Led by bespectacled University of California philosophy student-turned-professor Franklin Bruno, the prolific Nothing Painted Blue purveys fine, nervous aggro-pop which earned the band a reputation as logorrheic eggheads (for one thing, the obviously self-aware trio named one of its limited-edition cassettes Logorrhea). But though ØPB — the preferred abbreviation, natch — are certainly brainy sorts, the music they make is decidedly intra-disciplinary, boasting the verbosity and imagistic flair of an English major, the hyperactive drive of a physics prodigy, the formulaic precision of a math wiz and the big-picture skepticism of a Marx-loving epistemologist. (Yep, they also have a song called “Epistemophilia.”)
Singer/guitarist Bruno and drummer Kyle Brodie were high-school classmates who formally began the group in 1989, when Bruno and bassist Michael Neelon were attending Pomona College. Los Angeles was just a freeway drive away, but the band has always stuck to its suburban roots (the so-called Inland Empire), a commitment that eventually bore fruit in the form of other bands (Refrigerator, Diskothi-Q, Mountain Goats) and labels (most notably Shrimper). ØPB’s own imprint, Jupa, was responsible for A Baby, a Blanket, a Packet of Seeds, a promising sixteen-track medium-fi album that nods in the direction of Flying Nun for its perky melodicism and bands like Slovenly, or maybe even the Pop Group, for its skewed, skeletal energy.
Power Trips Down Lover’s Lane pays off on the debut’s promise. Though the band has said Shimmy boss Kramer’s shiny production doesn’t quite capture their murkier side, the album is a thoroughly infectious rollercoaster of herky-jerky riffs and memorable melodies, helped along by snaky violin parts and the supple touch of new bassist Joey Burns (also of Giant Sand). Songs like “Peace Dividend,” “Block Colors,” “Campaign Song” and “Storefronts” all burst with perfect pacing, pointed emotion and lazy beauty, as does a Go-Betweens cover, “Rock and Roll Friend.” Bruno is at his best lyrically here, offering a dense, brain-tickling batch of clever couplets and finely wrought scenarios that manage to be linguistically punch-drunk, substantively pointed and overwhelmingly evocative all at once. “She’s cherubic/She’s seraphic/She’s omniscient when it comes to traffic,” he sings of “Officer Angel,” a tribute to a real-life cop-turned-traffic reporter. “Register,” a witty critique of love and consumption, plays with every definition of the title word.

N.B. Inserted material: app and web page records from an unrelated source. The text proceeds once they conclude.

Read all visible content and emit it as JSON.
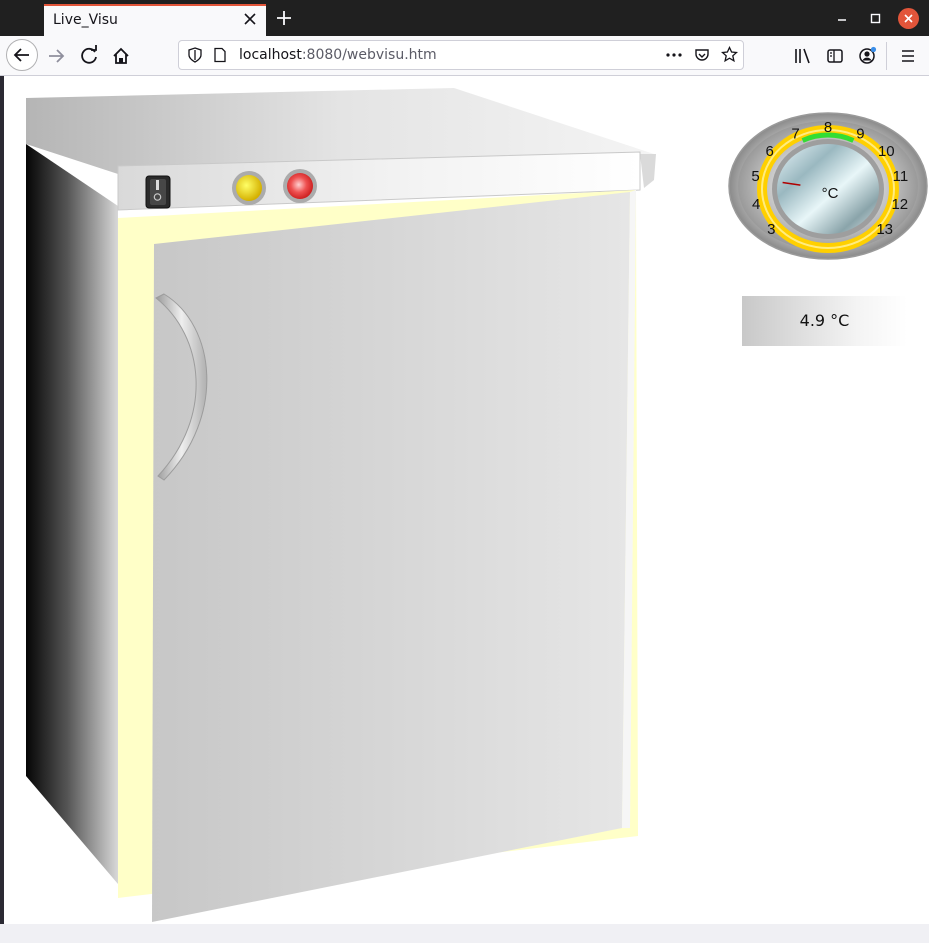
{
  "browser": {
    "tab_title": "Live_Visu",
    "url_host": "localhost",
    "url_rest": ":8080/webvisu.htm"
  },
  "thermostat": {
    "scale_labels": [
      "3",
      "4",
      "5",
      "6",
      "7",
      "8",
      "9",
      "10",
      "11",
      "12",
      "13"
    ],
    "unit": "°C",
    "setpoint": 4.9,
    "scale_min": 3,
    "scale_max": 13,
    "green_band": [
      7,
      9
    ]
  },
  "display": {
    "temperature_text": "4.9 °C"
  },
  "colors": {
    "door_frame": "#ffffc8",
    "lamp_yellow": "#f2d800",
    "lamp_red": "#e23030",
    "gauge_ring": "#ffd000",
    "gauge_green": "#33dd33",
    "needle": "#b00000",
    "tab_accent": "#e2553a"
  }
}
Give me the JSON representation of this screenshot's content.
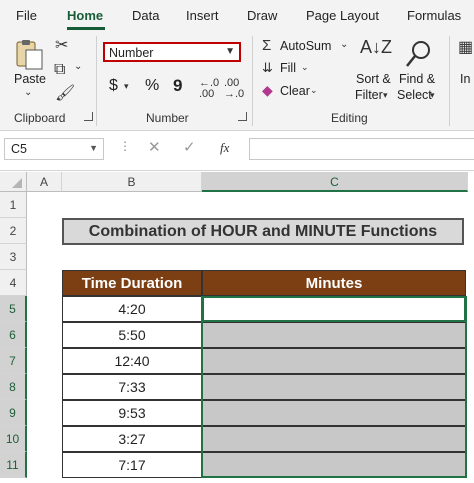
{
  "menu": {
    "tabs": [
      "File",
      "Home",
      "Data",
      "Insert",
      "Draw",
      "Page Layout",
      "Formulas"
    ],
    "active": "Home"
  },
  "ribbon": {
    "clipboard": {
      "paste_label": "Paste",
      "group_label": "Clipboard"
    },
    "number": {
      "format_value": "Number",
      "currency_symbol": "$",
      "percent_symbol": "%",
      "comma_symbol": "9",
      "group_label": "Number"
    },
    "editing": {
      "autosum_label": "AutoSum",
      "fill_label": "Fill",
      "clear_label": "Clear",
      "sort_label_1": "Sort &",
      "sort_label_2": "Filter",
      "find_label_1": "Find &",
      "find_label_2": "Select",
      "group_label": "Editing"
    },
    "insert_partial": "In"
  },
  "formula_bar": {
    "name_box": "C5",
    "fx_symbol": "fx",
    "formula": ""
  },
  "grid": {
    "columns": [
      "A",
      "B",
      "C"
    ],
    "selected_column": "C",
    "rows": [
      "1",
      "2",
      "3",
      "4",
      "5",
      "6",
      "7",
      "8",
      "9",
      "10",
      "11"
    ],
    "selected_rows": [
      "5",
      "6",
      "7",
      "8",
      "9",
      "10",
      "11"
    ]
  },
  "sheet": {
    "title": "Combination of HOUR and MINUTE Functions",
    "headers": [
      "Time Duration",
      "Minutes"
    ],
    "durations": [
      "4:20",
      "5:50",
      "12:40",
      "7:33",
      "9:53",
      "3:27",
      "7:17"
    ]
  },
  "colors": {
    "accent_green": "#217346",
    "header_brown": "#7b3f13",
    "highlight_red": "#c00000"
  }
}
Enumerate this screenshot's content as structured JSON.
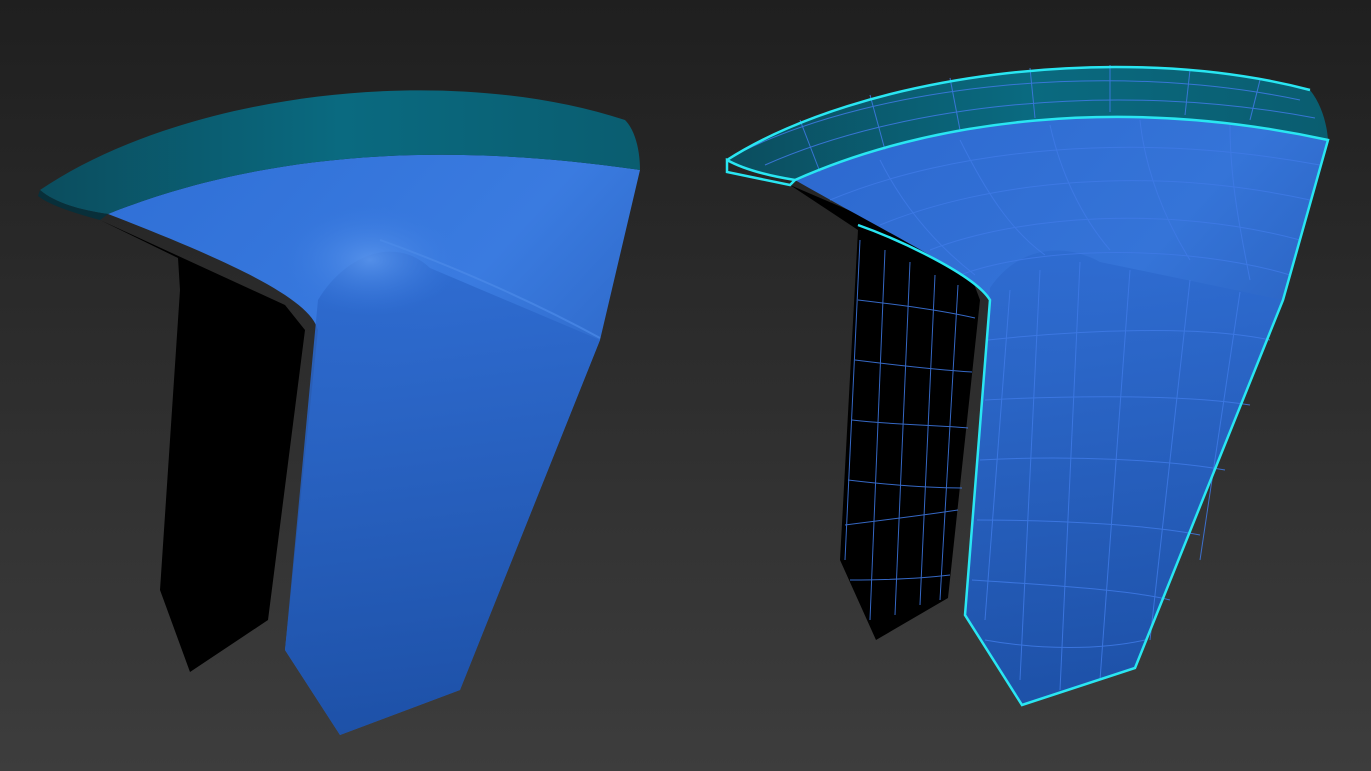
{
  "viewport": {
    "background_top": "#1f1f1f",
    "background_bottom": "#3d3d3d"
  },
  "models": [
    {
      "name": "smooth-shaded",
      "body_color": "#2a63c4",
      "cap_color": "#0a5e72",
      "interior_color": "#000000",
      "wireframe": false,
      "selection_outline": false
    },
    {
      "name": "wireframe-overlay",
      "body_color": "#2a63c4",
      "cap_color": "#0a6478",
      "interior_color": "#000000",
      "wireframe": true,
      "wire_color": "#3f7ae6",
      "selection_outline": true,
      "outline_color": "#29e6f2"
    }
  ]
}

The self-produced Placeholders brings out that elusive murky side. It accents the music over the lyrics, then puts a further emphasis on distorted guitar crud and a harder (though sometimes slower) rhythmic attack. It’s a good-not-great effort — the lack of sprightliness makes the hooks less endearing and the words less affecting, although “Weak,” “Rightful Heir” and “Spread Your Poison” do deliver in both of those departments. There’s simply too much rock-damage and too much art-damage. And compared to Bruno’s best, the lyrics of the otherwise lively “Career Day” and the plodding “Houseguest” are mundane and unrealized. Personnel notes: on this record Peter Hughes (of Diskothi-Q) took over from Burns (who left to concentrate on Giant Sand), while subsequent live shows saw Neelon returning, this time on violin and second guitar.

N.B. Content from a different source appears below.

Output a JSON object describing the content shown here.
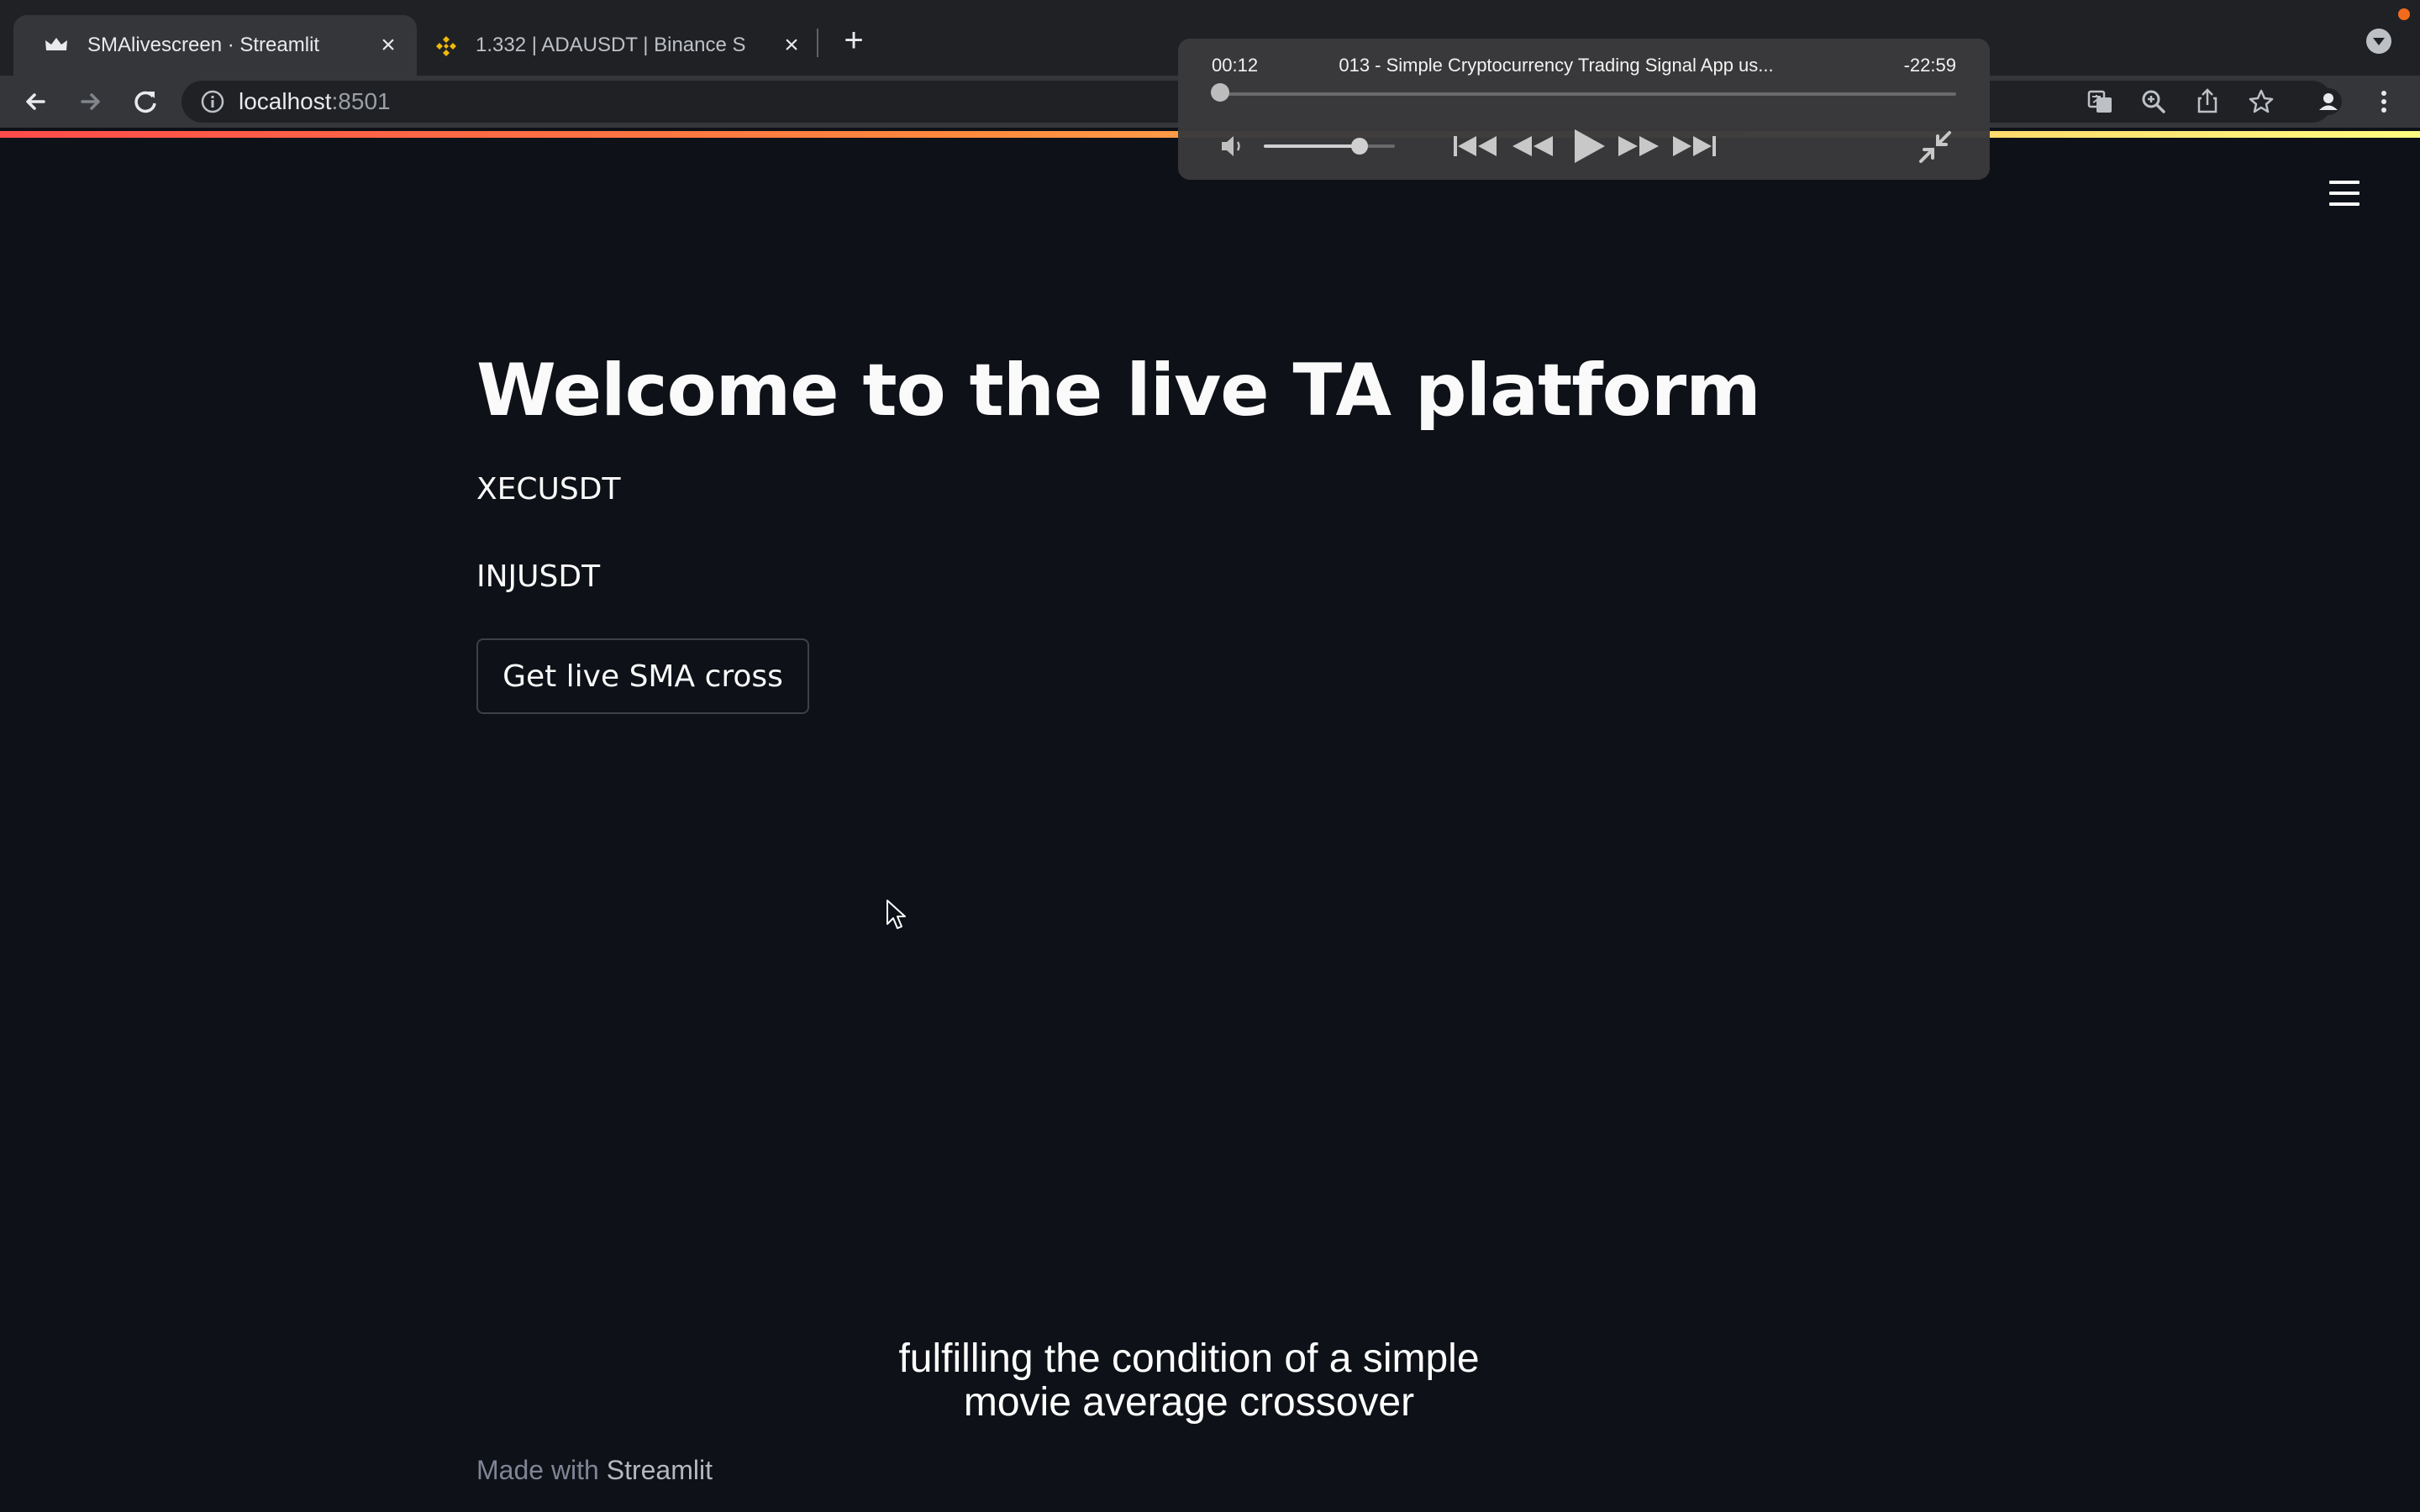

If the followup EP, The Future of Communications, is a step up in pop quality, that’s probably because it’s a step back chronologically: it leads off with an old single — the great, giddy “Sorely Tempted” — and tacks on one radio track and three other recordings, plus the titular “song,” a fifteen-minute spoken treatise on life, school, work and, yeah, the future of communications, as conceived by the band’s pal Scott Banks. Anyone who listens to it more than once is either a terminal grad student or one of the people featured on it — which happens to be the same thing.
The group splintered — not fatally, it turned out — while on tour in 1993 and Bruno took the opportunity to record A Bedroom Community, which arrived between Placeholders and The Future of Communications and finds him playing nearly all the instruments on thirteen ornate, highly personal tracks that are more folk-rock than one-man indie weirdness. The songs, supported mostly by piano and acoustic guitar leads, have a certain hushed momentum, but the thin vocals and robust lyrics seem a little out of place without the punch of a full band.
Nothing Painted Blue and Bruno solo have also spewed out a healthy number of cassettes, EPs and 7-inches for the Jupa, Shrimper, Scat, Simple Machines, Anyway and Car in Car labels. Emotional Discipline is a compilation CD.